Today marks the start of Matariki, the Maori New Year.
Matariki is the Māori name for the cluster of stars also known as the Pleiades. It rises just once a year, in mid-winter – late May or early June. For many Māori, it heralds the start of a new year.
Matariki literally means the ‘eyes of god’ (mata ariki) or ‘little eyes’ (mata riki). According to myth, when Ranginui, the sky father, and Papatūānuku, the earth mother, were separated by their children, the god of the winds, Tāwhirimātea, became so angry that he tore out his eyes and threw them into the heavens.
Cycles of life and death
Traditionally, Matariki was a time to remember those who had died in the last year. But it was also a happy event – crops had been harvested and seafood and birds had been collected. With plenty of food in the storehouses, Matariki was a time for singing, dancing and feasting.

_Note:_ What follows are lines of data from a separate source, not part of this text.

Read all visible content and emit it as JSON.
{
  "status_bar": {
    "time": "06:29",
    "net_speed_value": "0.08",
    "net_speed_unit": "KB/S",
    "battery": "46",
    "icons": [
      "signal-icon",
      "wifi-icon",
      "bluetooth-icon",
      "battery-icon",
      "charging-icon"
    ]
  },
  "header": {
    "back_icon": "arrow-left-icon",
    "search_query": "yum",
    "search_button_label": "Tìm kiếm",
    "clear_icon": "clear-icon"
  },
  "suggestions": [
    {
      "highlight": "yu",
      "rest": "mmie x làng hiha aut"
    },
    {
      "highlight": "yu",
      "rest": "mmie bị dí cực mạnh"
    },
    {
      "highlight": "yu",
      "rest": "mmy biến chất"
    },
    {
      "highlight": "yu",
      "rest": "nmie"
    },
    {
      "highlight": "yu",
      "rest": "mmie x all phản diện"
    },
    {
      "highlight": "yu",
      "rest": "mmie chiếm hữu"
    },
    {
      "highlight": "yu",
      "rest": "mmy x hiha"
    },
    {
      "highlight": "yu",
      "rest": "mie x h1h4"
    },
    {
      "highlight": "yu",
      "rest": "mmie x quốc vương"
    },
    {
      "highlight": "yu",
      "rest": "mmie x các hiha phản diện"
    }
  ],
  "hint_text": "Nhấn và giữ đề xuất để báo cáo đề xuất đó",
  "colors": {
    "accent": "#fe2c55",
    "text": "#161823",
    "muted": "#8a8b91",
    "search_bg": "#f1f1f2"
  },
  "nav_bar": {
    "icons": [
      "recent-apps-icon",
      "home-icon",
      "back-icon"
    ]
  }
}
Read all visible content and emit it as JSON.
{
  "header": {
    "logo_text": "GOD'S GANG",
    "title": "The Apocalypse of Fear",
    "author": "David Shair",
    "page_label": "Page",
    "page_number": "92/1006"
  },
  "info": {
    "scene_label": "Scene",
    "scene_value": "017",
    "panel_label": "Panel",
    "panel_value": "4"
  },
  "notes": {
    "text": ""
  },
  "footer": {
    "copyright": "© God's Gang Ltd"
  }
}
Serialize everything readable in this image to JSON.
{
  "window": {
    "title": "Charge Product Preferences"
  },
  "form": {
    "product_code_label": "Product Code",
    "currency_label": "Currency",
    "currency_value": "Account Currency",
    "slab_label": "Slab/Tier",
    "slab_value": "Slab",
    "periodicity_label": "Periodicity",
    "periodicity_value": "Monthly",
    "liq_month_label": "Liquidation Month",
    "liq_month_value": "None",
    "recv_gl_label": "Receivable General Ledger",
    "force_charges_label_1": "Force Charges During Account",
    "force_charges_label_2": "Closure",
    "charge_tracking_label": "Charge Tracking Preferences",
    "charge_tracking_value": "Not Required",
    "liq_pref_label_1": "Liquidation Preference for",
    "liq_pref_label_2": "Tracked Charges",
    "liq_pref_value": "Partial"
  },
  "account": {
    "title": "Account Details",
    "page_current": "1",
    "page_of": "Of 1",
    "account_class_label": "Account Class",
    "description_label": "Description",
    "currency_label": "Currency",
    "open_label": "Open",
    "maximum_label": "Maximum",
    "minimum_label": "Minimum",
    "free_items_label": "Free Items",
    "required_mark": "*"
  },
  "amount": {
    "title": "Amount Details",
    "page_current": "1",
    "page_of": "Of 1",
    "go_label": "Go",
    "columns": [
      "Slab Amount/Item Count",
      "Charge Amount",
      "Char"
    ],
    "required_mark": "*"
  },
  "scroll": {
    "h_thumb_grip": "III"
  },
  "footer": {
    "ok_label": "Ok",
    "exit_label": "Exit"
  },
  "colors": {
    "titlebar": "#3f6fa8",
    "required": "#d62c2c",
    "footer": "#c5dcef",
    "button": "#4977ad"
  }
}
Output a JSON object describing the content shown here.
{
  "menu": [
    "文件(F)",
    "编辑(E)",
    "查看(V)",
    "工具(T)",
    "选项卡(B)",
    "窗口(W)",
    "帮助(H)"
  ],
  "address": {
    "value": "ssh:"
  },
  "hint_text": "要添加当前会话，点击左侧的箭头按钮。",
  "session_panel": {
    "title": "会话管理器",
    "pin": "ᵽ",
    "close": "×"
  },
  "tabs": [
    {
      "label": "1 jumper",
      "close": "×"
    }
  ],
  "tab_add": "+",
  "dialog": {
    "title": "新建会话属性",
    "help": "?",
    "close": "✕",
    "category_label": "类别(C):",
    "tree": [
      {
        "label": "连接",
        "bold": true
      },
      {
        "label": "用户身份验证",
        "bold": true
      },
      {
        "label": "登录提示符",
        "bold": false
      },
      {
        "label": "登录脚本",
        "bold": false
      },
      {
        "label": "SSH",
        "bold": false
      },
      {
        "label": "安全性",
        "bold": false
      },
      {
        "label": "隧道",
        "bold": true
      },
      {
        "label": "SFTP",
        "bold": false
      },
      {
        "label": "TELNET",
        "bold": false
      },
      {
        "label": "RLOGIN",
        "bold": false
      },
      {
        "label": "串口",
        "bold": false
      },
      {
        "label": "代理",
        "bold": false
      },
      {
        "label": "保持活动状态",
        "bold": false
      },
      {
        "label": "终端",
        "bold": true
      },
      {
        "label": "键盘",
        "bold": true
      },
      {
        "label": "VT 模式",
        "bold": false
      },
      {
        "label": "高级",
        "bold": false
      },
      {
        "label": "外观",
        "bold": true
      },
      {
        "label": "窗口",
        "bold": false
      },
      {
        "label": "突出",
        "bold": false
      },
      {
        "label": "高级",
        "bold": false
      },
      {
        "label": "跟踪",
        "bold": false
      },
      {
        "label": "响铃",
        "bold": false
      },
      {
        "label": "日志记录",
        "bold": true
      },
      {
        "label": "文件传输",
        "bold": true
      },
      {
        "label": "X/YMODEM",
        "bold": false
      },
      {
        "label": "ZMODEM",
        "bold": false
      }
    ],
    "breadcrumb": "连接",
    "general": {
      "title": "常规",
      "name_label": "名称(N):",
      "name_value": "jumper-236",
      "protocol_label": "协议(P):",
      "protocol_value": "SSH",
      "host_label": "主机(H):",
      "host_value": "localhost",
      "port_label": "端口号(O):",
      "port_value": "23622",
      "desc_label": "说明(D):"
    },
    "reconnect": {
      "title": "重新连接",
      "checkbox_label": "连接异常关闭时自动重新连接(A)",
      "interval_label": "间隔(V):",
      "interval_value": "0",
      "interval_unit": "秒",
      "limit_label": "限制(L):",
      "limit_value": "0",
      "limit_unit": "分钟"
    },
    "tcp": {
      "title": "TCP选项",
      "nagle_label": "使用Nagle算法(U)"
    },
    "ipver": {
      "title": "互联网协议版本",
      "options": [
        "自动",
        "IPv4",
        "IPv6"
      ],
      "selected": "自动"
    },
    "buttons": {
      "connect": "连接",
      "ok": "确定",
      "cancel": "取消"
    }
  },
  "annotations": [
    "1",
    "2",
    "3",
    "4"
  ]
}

Matariki, or Māori New Year celebrations were once popular, but stopped in the 1940s. In 2000, they were revived. Only a few people took part at first, but in just a few years thousands were honouring the ‘New Zealand Thanksgiving’. A special feature of Matariki celebrations is the flying of kites – according to ancient custom they flutter close to the stars.
The Northern hemisphere celebrates mid-summer but here it’s over-shadowed by Christmas and New Year which follow it.
Matariki provides us with an opportunity for a mid-winter celebration.
Some have suggested making it a holiday but the changing date would make that problematic.
Besides, we shouldn’t need an official holiday to celebrate – it’s something we can do with family and friends by ourselves or in our communities as we choose.
The coldest weather is almost certainly still to come, but we’re now nearer spring than autumn which is as good an excuse as any for some fun.